Parents Divorce Affects Childrens Self Esteem, Social Skills and Math Scores
When parents are not getting along, it can understandably cause some anxiety and sadness children. But surprisingly, a new study finds that the stress during the potentially disruptive pre-divorce period does not cause detrimental setbacks in social and some academic skills, but it is actually post-divorce when children feel the effects.
Period of Instability Can Lead to Decrease in Math and Social Skills
Hyun Sik Kim, a doctoral candidate in the department of sociology at the University of Wisconsin-Madison analyzed data from the Early Childhood Longitudinal Study involving almost 3,600 children who entered kindergarten in 2008. The kids were tracked through fifth grade, and the researchers compared children whose parents had gotten divorced with children of intact marriages.
Among those in the divorce group, Kim examined child development over three phases. The pre-divorce period was from kindergarten to the first grade (the children in the study had parents that divorced when they were either in first, second or third grade). The divorce period was from first grade through fifth grade and the post-divorce period was identified as the time from third grade through fifth grade.

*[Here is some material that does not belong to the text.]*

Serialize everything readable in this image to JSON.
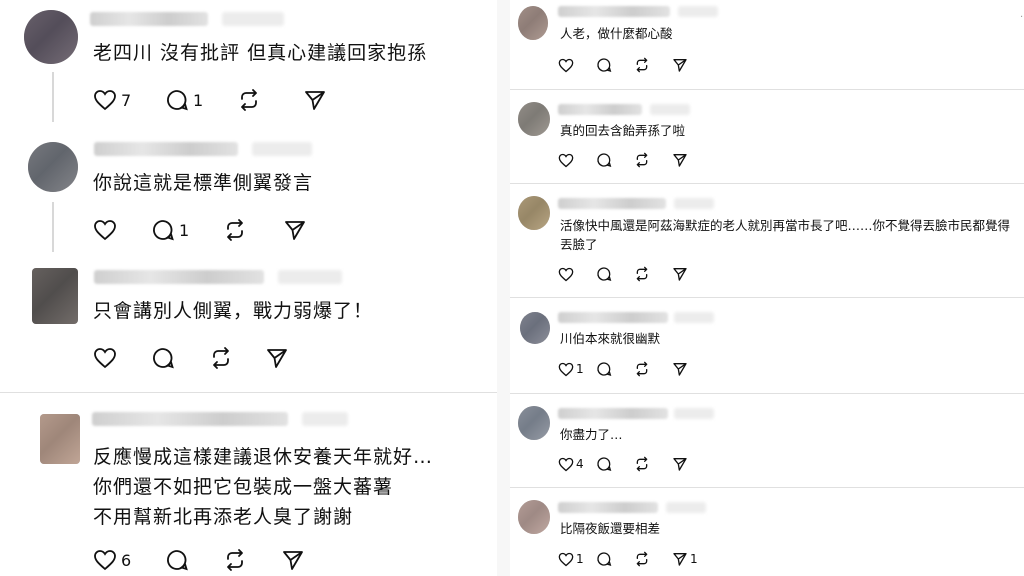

While reading scores were unaffected, children in the divorce period experienced a dip in math scores which holds steady once the divorce is final. "Reading is not that cumulative. But with math, you must understand previous things to develop,” said Kim. “For example, if I do not understand that one plus one is two, then I cannot understand multiplication."
The researchers also found that interpersonal skills suffer during a divorce, affecting a child’s ability to make and keep friends. They also show a decline in the ability to expressing feelings and opinions in a positive way. "Children of divorce … show enhanced risk of internalizing problem behaviors characterized by anxiety, loneliness, low self-esteem and sadness," Kim said.

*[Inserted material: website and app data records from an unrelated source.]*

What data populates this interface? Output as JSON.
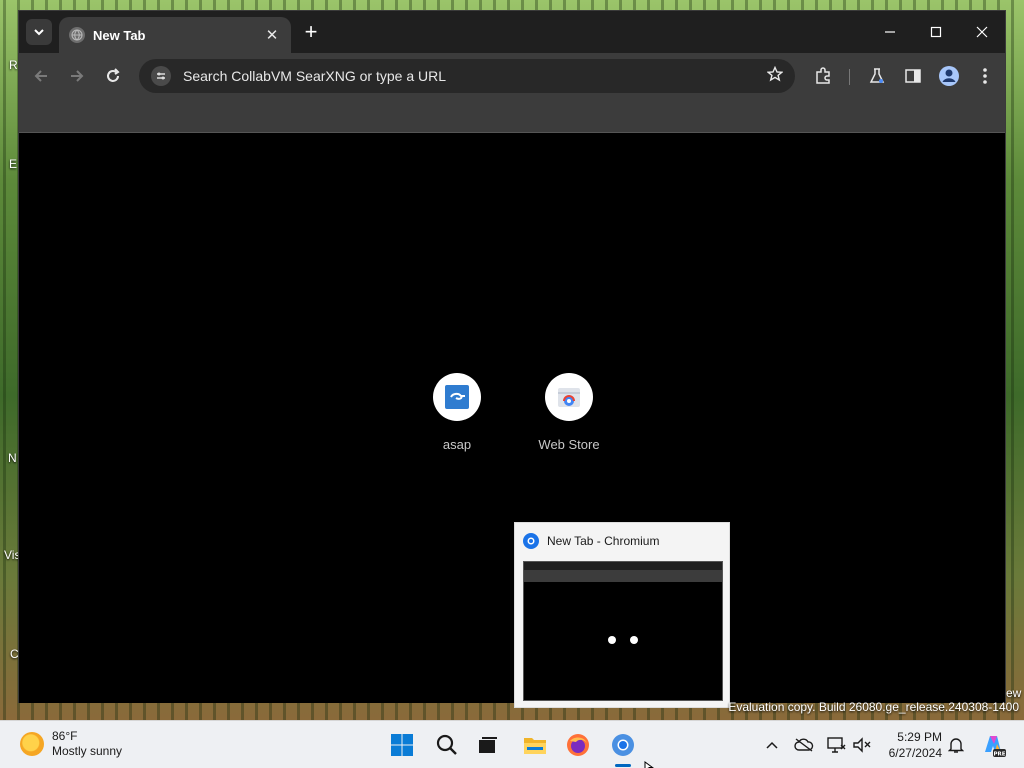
{
  "browser": {
    "tab_title": "New Tab",
    "omnibox_placeholder": "Search CollabVM SearXNG or type a URL"
  },
  "shortcuts": [
    {
      "label": "asap"
    },
    {
      "label": "Web Store"
    }
  ],
  "preview": {
    "title": "New Tab - Chromium"
  },
  "desktop": {
    "edge_labels": [
      "R",
      "E",
      "N",
      "Vis",
      "C"
    ],
    "edge_label_right": "ew",
    "eval_notice": "Evaluation copy. Build 26080.ge_release.240308-1400"
  },
  "taskbar": {
    "weather_temp": "86°F",
    "weather_desc": "Mostly sunny",
    "time": "5:29 PM",
    "date": "6/27/2024"
  },
  "colors": {
    "tabstrip": "#1f1f1f",
    "toolbar": "#3c3c3c",
    "content": "#000000",
    "taskbar": "#eef0f3",
    "accent": "#0067c0"
  }
}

There are many factors that can impact academic skills and social skills during the divorce period. Children may be stressed by child custody conflicts, a loss of stability when going between separate households or even moving to a different area or school, and parental depression or economic strain while the divorce process is going on.
While the negative impacts do not continue to worsen several years after the divorce, "there is no sign that children of divorce catch up with their counterparts, either," he added.
"One implication of the study is that we need to intervene as soon as possible when we observe a child experiencing a parental divorce," Kim said, "because my findings suggest that once children of divorce [have gone] through detrimental impacts, it is hard to make them catch up with children from intact families."
The study is published in the June issue of the American Sociological Review, a publication of the American Sociological Association (www.asanet.org).